Give back the entire listing exactly as it was provided.
##########
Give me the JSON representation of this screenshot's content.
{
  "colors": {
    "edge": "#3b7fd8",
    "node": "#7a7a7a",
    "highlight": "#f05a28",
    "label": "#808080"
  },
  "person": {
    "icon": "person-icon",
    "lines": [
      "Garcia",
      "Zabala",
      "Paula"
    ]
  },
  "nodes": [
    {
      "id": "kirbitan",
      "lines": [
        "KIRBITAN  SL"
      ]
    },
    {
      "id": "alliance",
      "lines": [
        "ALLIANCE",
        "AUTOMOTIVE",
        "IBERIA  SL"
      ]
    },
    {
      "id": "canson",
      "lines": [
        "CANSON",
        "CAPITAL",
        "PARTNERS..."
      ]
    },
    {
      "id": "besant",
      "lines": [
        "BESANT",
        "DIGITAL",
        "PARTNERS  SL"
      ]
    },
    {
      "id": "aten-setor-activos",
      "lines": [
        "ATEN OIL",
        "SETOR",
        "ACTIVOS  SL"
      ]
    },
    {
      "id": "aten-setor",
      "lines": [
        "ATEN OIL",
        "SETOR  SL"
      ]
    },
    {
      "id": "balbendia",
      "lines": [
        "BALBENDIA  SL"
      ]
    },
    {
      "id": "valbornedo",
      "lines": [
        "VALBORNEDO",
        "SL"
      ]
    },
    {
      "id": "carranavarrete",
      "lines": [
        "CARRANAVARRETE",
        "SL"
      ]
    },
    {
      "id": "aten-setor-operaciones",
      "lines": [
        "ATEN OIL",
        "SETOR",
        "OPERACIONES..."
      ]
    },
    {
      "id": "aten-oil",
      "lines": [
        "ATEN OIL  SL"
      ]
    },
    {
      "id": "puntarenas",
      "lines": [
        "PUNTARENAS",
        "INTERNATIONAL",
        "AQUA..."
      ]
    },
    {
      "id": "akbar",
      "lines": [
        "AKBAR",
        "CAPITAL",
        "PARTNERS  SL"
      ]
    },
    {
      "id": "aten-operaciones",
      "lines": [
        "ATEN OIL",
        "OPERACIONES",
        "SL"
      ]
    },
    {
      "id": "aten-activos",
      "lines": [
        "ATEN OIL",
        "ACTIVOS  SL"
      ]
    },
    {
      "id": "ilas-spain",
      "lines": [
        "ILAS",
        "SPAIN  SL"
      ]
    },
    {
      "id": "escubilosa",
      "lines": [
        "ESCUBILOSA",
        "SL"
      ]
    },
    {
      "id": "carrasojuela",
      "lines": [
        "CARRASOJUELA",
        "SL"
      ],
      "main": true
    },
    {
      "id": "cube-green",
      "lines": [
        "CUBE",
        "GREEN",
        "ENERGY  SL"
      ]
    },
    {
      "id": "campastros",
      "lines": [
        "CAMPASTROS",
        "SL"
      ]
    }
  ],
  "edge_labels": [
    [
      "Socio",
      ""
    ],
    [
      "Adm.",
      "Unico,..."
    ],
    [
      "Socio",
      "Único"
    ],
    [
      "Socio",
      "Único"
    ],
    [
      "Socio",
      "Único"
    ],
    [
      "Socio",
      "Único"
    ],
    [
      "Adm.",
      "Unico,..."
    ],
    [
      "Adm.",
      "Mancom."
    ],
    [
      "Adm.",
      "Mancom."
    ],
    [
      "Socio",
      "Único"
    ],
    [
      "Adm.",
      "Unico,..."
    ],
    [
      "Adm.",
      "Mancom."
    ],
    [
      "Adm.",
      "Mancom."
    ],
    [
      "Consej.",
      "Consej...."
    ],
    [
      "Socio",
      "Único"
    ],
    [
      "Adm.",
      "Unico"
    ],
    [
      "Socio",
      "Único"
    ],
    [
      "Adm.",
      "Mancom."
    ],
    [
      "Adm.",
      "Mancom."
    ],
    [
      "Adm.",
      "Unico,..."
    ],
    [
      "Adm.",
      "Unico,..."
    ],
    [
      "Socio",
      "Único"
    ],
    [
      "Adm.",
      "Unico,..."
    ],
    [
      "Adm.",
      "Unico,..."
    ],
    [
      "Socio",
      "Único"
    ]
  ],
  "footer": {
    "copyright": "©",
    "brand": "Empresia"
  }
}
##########
• Expected answer:
Give me the JSON representation of this screenshot's content.
{
  "colors": {
    "edge": "#3b7fd8",
    "node": "#7a7a7a",
    "highlight": "#f05a28",
    "label": "#808080"
  },
  "person": {
    "icon": "person-icon",
    "lines": [
      "Garcia",
      "Zabala",
      "Paula"
    ]
  },
  "nodes": [
    {
      "id": "kirbitan",
      "lines": [
        "KIRBITAN  SL"
      ]
    },
    {
      "id": "alliance",
      "lines": [
        "ALLIANCE",
        "AUTOMOTIVE",
        "IBERIA  SL"
      ]
    },
    {
      "id": "canson",
      "lines": [
        "CANSON",
        "CAPITAL",
        "PARTNERS..."
      ]
    },
    {
      "id": "besant",
      "lines": [
        "BESANT",
        "DIGITAL",
        "PARTNERS  SL"
      ]
    },
    {
      "id": "aten-setor-activos",
      "lines": [
        "ATEN OIL",
        "SETOR",
        "ACTIVOS  SL"
      ]
    },
    {
      "id": "aten-setor",
      "lines": [
        "ATEN OIL",
        "SETOR  SL"
      ]
    },
    {
      "id": "balbendia",
      "lines": [
        "BALBENDIA  SL"
      ]
    },
    {
      "id": "valbornedo",
      "lines": [
        "VALBORNEDO",
        "SL"
      ]
    },
    {
      "id": "carranavarrete",
      "lines": [
        "CARRANAVARRETE",
        "SL"
      ]
    },
    {
      "id": "aten-setor-operaciones",
      "lines": [
        "ATEN OIL",
        "SETOR",
        "OPERACIONES..."
      ]
    },
    {
      "id": "aten-oil",
      "lines": [
        "ATEN OIL  SL"
      ]
    },
    {
      "id": "puntarenas",
      "lines": [
        "PUNTARENAS",
        "INTERNATIONAL",
        "AQUA..."
      ]
    },
    {
      "id": "akbar",
      "lines": [
        "AKBAR",
        "CAPITAL",
        "PARTNERS  SL"
      ]
    },
    {
      "id": "aten-operaciones",
      "lines": [
        "ATEN OIL",
        "OPERACIONES",
        "SL"
      ]
    },
    {
      "id": "aten-activos",
      "lines": [
        "ATEN OIL",
        "ACTIVOS  SL"
      ]
    },
    {
      "id": "ilas-spain",
      "lines": [
        "ILAS",
        "SPAIN  SL"
      ]
    },
    {
      "id": "escubilosa",
      "lines": [
        "ESCUBILOSA",
        "SL"
      ]
    },
    {
      "id": "carrasojuela",
      "lines": [
        "CARRASOJUELA",
        "SL"
      ],
      "main": true
    },
    {
      "id": "cube-green",
      "lines": [
        "CUBE",
        "GREEN",
        "ENERGY  SL"
      ]
    },
    {
      "id": "campastros",
      "lines": [
        "CAMPASTROS",
        "SL"
      ]
    }
  ],
  "edge_labels": [
    [
      "Socio",
      ""
    ],
    [
      "Adm.",
      "Unico,..."
    ],
    [
      "Socio",
      "Único"
    ],
    [
      "Socio",
      "Único"
    ],
    [
      "Socio",
      "Único"
    ],
    [
      "Socio",
      "Único"
    ],
    [
      "Adm.",
      "Unico,..."
    ],
    [
      "Adm.",
      "Mancom."
    ],
    [
      "Adm.",
      "Mancom."
    ],
    [
      "Socio",
      "Único"
    ],
    [
      "Adm.",
      "Unico,..."
    ],
    [
      "Adm.",
      "Mancom."
    ],
    [
      "Adm.",
      "Mancom."
    ],
    [
      "Consej.",
      "Consej...."
    ],
    [
      "Socio",
      "Único"
    ],
    [
      "Adm.",
      "Unico"
    ],
    [
      "Socio",
      "Único"
    ],
    [
      "Adm.",
      "Mancom."
    ],
    [
      "Adm.",
      "Mancom."
    ],
    [
      "Adm.",
      "Unico,..."
    ],
    [
      "Adm.",
      "Unico,..."
    ],
    [
      "Socio",
      "Único"
    ],
    [
      "Adm.",
      "Unico,..."
    ],
    [
      "Adm.",
      "Unico,..."
    ],
    [
      "Socio",
      "Único"
    ]
  ],
  "footer": {
    "copyright": "©",
    "brand": "Empresia"
  }
}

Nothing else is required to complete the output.